MS AW Mei Shan recalls her English language teacher calling her a stupid student in front of her Primary 6 classmates.

She was hurt by the nasty remark, but it also made her work harder to get into the express stream in Nan Hua Secondary School.

Ms Aw, who is now 22, says: "The teacher was wrong. I am not stupid, but her remark made me realise that I was not working hard enough."

The only child in her family, she scored good marks in Nan Hua where she was the top national police cadet with the best record in co-curricular activities. She was in the science stream in the school and in Jurong Junior College.

When she was 15, her father was struck by a major illness forcing him to give up his job as a factory worker. It was tough for her to study and take care of him while her mother continued to work in a factory to support the family.

She could not get into any of the public universities here because of the poor results she had in the A level examinations. She abandoned her ambition to be a physiotherapist because she felt she did not have the emotional strength to deal with difficult patients.

Ms Aw says: "I felt that I did not have the strength to persuade patients hit by strokes and heart attacks not to give up the physiotherapy that they need.

"My fear was that if they cried, I would cry with them."

A new beginning

Encouraged by her parents to try something new, she joined the first batch of students in the Singapore Institute of Management (SIM) and the Royal Melbourne Institute of Technology's (RMIT) degree in business marketing programme.

She signed up for the three-year bachelor's degree programme in 2005 and worked in a Sentosa tourist attraction to earn pocket money.

Before she completed the programme in April this year, Ms Aw applied for a SpeedWing internship at Seaworld in Orlando in the United States.

From May to August this year, she was among the first batch of students from Singapore working at Seaworld's new Aquatica theme park. She earned US$7.60 (S$11.20) per hour. The experience "opened a new world of self-discovery" for her.

The experience made her more independent and confident of her abilities to take care of herself and pursue a career in the tourism industry.

Ms Aw says: "I did not know what I wanted in my life before my stint in the US. When I was there I was living my own life and making my own decisions away from my parents. I had to cook, wash my clothes and shop for groceries.

"Living away from home made me learn more about myself. I made decisions about what I really like to eat and should I go to a party or work overtime.

"I broke the physical reliance on my mother. When I am at home here, Mum cooks for me and washes my clothes. Sometimes she even tidies up my room when it is messy!"

It was an eye-opener for Ms Aw to serve American visitors in the Aquatica theme park that was opened in March this year.
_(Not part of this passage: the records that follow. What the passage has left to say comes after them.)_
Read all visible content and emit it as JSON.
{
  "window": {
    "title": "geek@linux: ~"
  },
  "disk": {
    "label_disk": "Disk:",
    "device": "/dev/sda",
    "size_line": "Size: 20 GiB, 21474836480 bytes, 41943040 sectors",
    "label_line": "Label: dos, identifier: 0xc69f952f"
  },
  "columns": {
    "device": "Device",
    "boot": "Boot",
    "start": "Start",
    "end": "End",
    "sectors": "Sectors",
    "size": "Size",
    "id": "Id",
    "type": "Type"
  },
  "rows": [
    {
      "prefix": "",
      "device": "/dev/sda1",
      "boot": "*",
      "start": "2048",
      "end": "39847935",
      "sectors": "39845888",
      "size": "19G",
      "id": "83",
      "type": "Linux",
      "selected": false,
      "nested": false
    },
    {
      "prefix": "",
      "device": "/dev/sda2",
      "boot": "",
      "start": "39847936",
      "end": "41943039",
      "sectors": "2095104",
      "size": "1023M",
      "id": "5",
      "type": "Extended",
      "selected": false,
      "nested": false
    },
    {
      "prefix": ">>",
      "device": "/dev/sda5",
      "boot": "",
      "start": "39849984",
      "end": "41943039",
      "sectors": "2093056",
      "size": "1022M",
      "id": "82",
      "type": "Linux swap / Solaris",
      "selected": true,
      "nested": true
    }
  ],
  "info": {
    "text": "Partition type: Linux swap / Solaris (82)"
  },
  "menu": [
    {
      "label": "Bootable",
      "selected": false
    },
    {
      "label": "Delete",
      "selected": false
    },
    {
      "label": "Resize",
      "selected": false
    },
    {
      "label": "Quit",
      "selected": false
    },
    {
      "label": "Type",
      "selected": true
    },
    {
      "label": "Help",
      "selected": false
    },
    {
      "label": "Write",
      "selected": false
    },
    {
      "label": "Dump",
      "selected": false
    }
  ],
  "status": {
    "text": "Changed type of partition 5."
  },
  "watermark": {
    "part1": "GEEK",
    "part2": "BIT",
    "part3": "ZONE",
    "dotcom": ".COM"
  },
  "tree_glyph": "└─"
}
They are more vocal than Asians in expressing their appreciation for good service.

"You feel that your services are being appreciated," she says. "It is great to see American CEOs, ordinary workers and families enjoying themselves.
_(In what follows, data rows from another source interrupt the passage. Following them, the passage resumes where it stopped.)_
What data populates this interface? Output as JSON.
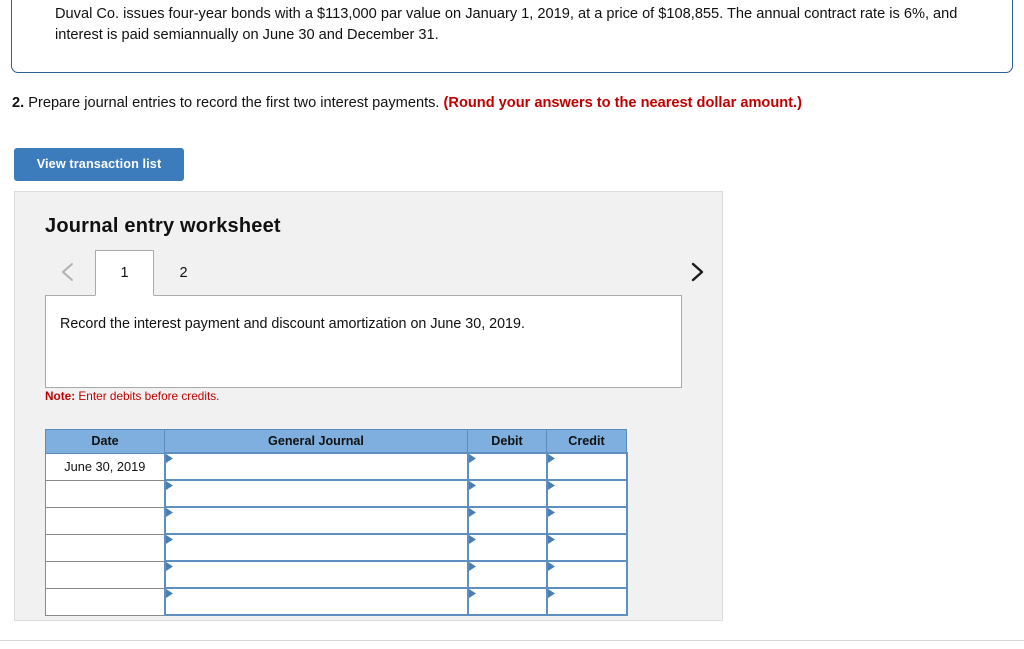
{
  "problem": {
    "text": "Duval Co. issues four-year bonds with a $113,000 par value on January 1, 2019, at a price of $108,855. The annual contract rate is 6%, and interest is paid semiannually on June 30 and December 31."
  },
  "question": {
    "number": "2.",
    "text": "Prepare journal entries to record the first two interest payments.",
    "round_note": "(Round your answers to the nearest dollar amount.)"
  },
  "toolbar": {
    "view_transaction_list_label": "View transaction list"
  },
  "worksheet": {
    "title": "Journal entry worksheet",
    "prev_icon": "chevron-left-icon",
    "next_icon": "chevron-right-icon",
    "tabs": [
      {
        "label": "1",
        "active": true
      },
      {
        "label": "2",
        "active": false
      }
    ],
    "active_tab_instruction": "Record the interest payment and discount amortization on June 30, 2019.",
    "note_prefix": "Note:",
    "note_text": " Enter debits before credits.",
    "table": {
      "columns": [
        "Date",
        "General Journal",
        "Debit",
        "Credit"
      ],
      "rows": [
        {
          "date": "June 30, 2019",
          "general_journal": "",
          "debit": "",
          "credit": ""
        },
        {
          "date": "",
          "general_journal": "",
          "debit": "",
          "credit": ""
        },
        {
          "date": "",
          "general_journal": "",
          "debit": "",
          "credit": ""
        },
        {
          "date": "",
          "general_journal": "",
          "debit": "",
          "credit": ""
        },
        {
          "date": "",
          "general_journal": "",
          "debit": "",
          "credit": ""
        },
        {
          "date": "",
          "general_journal": "",
          "debit": "",
          "credit": ""
        }
      ]
    }
  },
  "colors": {
    "problem_border": "#2c5f8d",
    "button_blue": "#3c7cbd",
    "table_header_blue": "#7eafde",
    "cell_border_blue": "#5d8fc0",
    "note_red": "#c00000",
    "panel_bg": "#f1f1f1"
  }
}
"The theme park brings people together and families, including those with handicapped children, are united when they are in the park.

"It is sweet to see such family unity in action, especially if you are someone who has had a misfortune in your family."

Moving on

Ms Aw will continue to look for other jobs while she is waiting for a reply to her application to be a market development manager in Sentosa Resort World.

Looking back on the days in Primary 6, she says she is not angry with the teacher who called her stupid.

She adds: "If I see her, I will say, 'How are you?' If she wants to know how I am faring, I will say: 'I am doing great!'"